Wednesday, 3 July 2013

Radclive, Buckinghamshire

St John the Evangelist was, disappointingly, locked, but with a keyholder listed, to protect against prior theft and vandalism which is a shame as it's an interesting building with Romanesque features, some old glass and a good Norman south door arch.

St John the Evangelist (2)

South door (1)

RADCLIVE. Lying in a sharp bend of a valley rich with elms, where the Ouse receives a stream which comes down the slopes from Gawcott, it has much beauty and many cherished possessions. Between the church and the river the gabled manor house, with handsome chimneys, has a fine old oak screen, whose columns support a moulded cornice with carved spandrels; and the original staircase, with ornamental sides like pierced parapets, still runs up to the attics. On the other side of the church is the timbered Grange,with an avenue of beautiful trees ending in a delightful garden, shaded by a copper beech and a giant cedar.

A battlemented tower which has watched the slow tide of change for 600 years looms over a Norman church with a beautiful English doorway. The Norman font remains. In the porch we found two 15th century benches with elaborately carved poppyheads. A chancel arch 500 years old rests on Norman capitals, the round columns set in a framework of chevrons. Above the arch, under original stones reset, the lion and the unicorn rest on corbels which once supported the rood screen. Two double lancets in the sanctuary are interesting examples of the style immediately before the beginning of tracery. A nave window has fragments of 14th century glass, showing under golden canopies a careworn Madonna carrying the Child, with an Apostle. The most notable woodwork is the altar table, actuallya 16th century chest, its boldly carved panels set between uprights carved with figures. Among them are two bearded heads with halos, one with the hair arranged like the rays of the sun. Rich and elaborate carving covers this extraordinary chest. Another chest, occupying considerable floor space under the tower, is of mahogany, with drawers and brass fittings, a rare piece of 17th century work; and to the same period belong the altar rails, with their pierced banisters, and the plain canopy of the modern pulpit.

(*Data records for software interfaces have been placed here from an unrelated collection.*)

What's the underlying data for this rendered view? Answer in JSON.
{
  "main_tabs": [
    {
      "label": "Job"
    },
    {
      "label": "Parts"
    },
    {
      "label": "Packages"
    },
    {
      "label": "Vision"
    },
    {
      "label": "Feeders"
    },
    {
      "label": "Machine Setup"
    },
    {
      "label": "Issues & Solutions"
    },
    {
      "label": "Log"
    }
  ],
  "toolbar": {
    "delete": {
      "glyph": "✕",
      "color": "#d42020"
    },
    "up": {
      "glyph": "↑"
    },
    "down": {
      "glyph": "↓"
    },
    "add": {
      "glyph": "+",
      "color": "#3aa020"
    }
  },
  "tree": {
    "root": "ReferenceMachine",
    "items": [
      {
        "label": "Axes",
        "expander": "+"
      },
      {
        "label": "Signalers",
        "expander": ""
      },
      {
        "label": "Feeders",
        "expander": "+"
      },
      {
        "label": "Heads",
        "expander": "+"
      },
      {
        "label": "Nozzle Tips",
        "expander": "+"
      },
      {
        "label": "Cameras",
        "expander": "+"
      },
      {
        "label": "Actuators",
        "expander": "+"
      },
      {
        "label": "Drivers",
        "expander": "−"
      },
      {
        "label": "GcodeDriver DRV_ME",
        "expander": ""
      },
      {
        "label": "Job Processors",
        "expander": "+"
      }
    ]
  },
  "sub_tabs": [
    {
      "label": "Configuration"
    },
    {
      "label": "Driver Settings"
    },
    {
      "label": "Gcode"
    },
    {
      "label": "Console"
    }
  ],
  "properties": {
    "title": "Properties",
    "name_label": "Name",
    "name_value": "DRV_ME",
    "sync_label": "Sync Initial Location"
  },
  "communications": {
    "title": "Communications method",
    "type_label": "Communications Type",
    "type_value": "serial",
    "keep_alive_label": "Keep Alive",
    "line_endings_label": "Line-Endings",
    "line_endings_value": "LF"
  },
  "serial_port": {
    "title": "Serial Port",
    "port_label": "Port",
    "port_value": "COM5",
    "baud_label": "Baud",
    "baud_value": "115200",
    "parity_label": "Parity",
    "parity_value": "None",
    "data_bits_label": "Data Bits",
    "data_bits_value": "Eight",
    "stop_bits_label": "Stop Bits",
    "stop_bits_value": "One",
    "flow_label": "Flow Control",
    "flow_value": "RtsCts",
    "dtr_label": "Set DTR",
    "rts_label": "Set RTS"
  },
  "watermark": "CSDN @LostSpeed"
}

1 comment:

  1. You may be interested to know that the tenant of the manor of Radclive (held from New College), in the C17, Sir William Smyth, was much involved in Stepney and Hackney, owning a considerable part having acquired mortgages from the Wentworth family.